Since Lysistrata by Aristophanes is set in ancient Greece rather than modern Nigeria, it is not entirely relevant to the issues concerning the role of women. Also, the central issue in Lysistrata did not have to do with the role of women; Aristophanes was in no way a proto-feminists. Instead, Lysistrata was intended and seen by its original audience as a strong protest against Athens' foreign wars, using outrageous and explicit sexual humor.
In thinking about the role of women in Nigeria, the one similarity with ancient Athens is that there are, in many parts of Nigeria, still distinct gender roles for men and women. To some degree, these vary depending on tribal, religious, and cultural traditions. In pre-colonial Nigeria, although gender roles were distinct, women were in charge of many aspects of food production, pottery, and weaving, and could become wealthy traders.
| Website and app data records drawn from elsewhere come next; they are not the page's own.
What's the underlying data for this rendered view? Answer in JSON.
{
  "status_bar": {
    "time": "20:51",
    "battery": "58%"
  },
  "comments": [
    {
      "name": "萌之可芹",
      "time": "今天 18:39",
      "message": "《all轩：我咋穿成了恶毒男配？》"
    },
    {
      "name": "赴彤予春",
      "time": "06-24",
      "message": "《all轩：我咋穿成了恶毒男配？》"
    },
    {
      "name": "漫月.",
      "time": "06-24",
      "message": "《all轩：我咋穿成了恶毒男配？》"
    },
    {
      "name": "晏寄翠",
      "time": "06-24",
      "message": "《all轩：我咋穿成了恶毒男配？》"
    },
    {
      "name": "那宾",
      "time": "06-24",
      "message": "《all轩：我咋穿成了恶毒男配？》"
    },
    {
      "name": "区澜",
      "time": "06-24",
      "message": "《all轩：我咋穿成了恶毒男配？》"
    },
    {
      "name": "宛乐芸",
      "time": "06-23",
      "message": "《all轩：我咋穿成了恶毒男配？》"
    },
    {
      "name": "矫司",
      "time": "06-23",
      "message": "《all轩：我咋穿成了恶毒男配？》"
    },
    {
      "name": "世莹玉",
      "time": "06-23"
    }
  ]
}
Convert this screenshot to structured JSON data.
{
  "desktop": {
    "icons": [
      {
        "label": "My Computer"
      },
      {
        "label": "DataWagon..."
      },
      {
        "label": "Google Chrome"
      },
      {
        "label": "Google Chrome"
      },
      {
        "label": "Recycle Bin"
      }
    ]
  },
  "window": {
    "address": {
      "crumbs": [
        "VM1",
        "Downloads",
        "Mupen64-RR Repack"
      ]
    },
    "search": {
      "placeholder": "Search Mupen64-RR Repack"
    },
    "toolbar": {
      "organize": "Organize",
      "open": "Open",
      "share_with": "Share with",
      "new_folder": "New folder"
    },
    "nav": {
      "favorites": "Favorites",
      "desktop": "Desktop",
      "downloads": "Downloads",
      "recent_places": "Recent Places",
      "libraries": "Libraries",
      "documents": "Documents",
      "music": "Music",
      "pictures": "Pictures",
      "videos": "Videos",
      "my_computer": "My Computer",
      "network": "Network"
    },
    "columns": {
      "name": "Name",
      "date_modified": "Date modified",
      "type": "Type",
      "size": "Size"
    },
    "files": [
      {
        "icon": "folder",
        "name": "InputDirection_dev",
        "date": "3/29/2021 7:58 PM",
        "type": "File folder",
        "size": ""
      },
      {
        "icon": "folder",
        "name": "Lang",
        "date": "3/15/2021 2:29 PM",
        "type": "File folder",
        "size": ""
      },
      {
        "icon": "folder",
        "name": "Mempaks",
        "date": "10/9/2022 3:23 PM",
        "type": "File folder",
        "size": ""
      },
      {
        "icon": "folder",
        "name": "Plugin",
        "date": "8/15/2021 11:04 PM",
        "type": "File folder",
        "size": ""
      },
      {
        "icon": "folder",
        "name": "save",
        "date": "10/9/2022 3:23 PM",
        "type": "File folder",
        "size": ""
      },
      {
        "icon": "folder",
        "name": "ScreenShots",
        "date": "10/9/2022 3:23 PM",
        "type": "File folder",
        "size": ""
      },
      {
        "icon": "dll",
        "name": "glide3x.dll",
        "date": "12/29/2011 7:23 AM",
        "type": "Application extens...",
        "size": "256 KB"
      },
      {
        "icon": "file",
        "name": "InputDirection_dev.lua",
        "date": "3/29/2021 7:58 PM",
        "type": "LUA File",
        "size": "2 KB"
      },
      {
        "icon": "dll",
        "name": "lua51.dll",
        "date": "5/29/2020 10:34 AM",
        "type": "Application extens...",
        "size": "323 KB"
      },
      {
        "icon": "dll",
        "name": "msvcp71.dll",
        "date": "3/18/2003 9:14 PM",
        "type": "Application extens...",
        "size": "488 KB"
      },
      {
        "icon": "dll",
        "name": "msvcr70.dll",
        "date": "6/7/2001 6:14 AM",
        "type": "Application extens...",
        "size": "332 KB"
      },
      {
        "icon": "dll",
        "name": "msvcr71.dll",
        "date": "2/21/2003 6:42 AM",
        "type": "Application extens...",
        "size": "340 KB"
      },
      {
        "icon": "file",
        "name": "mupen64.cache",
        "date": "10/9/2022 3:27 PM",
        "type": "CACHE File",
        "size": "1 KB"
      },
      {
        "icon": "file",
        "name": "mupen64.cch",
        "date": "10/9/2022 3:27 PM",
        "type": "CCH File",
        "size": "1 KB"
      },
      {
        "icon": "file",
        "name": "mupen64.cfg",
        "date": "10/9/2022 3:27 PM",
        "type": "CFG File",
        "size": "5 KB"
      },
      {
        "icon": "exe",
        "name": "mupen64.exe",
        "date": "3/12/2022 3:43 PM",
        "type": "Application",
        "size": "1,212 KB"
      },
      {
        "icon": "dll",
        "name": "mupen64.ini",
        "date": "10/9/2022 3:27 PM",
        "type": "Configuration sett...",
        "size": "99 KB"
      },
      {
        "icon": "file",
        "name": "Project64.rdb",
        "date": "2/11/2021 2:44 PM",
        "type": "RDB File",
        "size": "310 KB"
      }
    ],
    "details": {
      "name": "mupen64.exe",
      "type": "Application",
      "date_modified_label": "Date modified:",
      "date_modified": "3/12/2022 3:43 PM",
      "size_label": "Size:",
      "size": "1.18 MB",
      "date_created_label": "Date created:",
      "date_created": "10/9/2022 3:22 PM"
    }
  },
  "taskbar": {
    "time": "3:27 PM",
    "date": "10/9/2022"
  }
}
They also could serve as priestesses in certain areas of animist religions. In general, colonialism and religions such as Islam and Christianity restricted the roles of women.
Women in northern, Islamic Nigeria are less likely to be educated and less likely to have civic or economic power, while some women in the south are well-educated and hold important positions in business and government. Polygamy is a practice found in Nigeria which was not known in ancient Greece.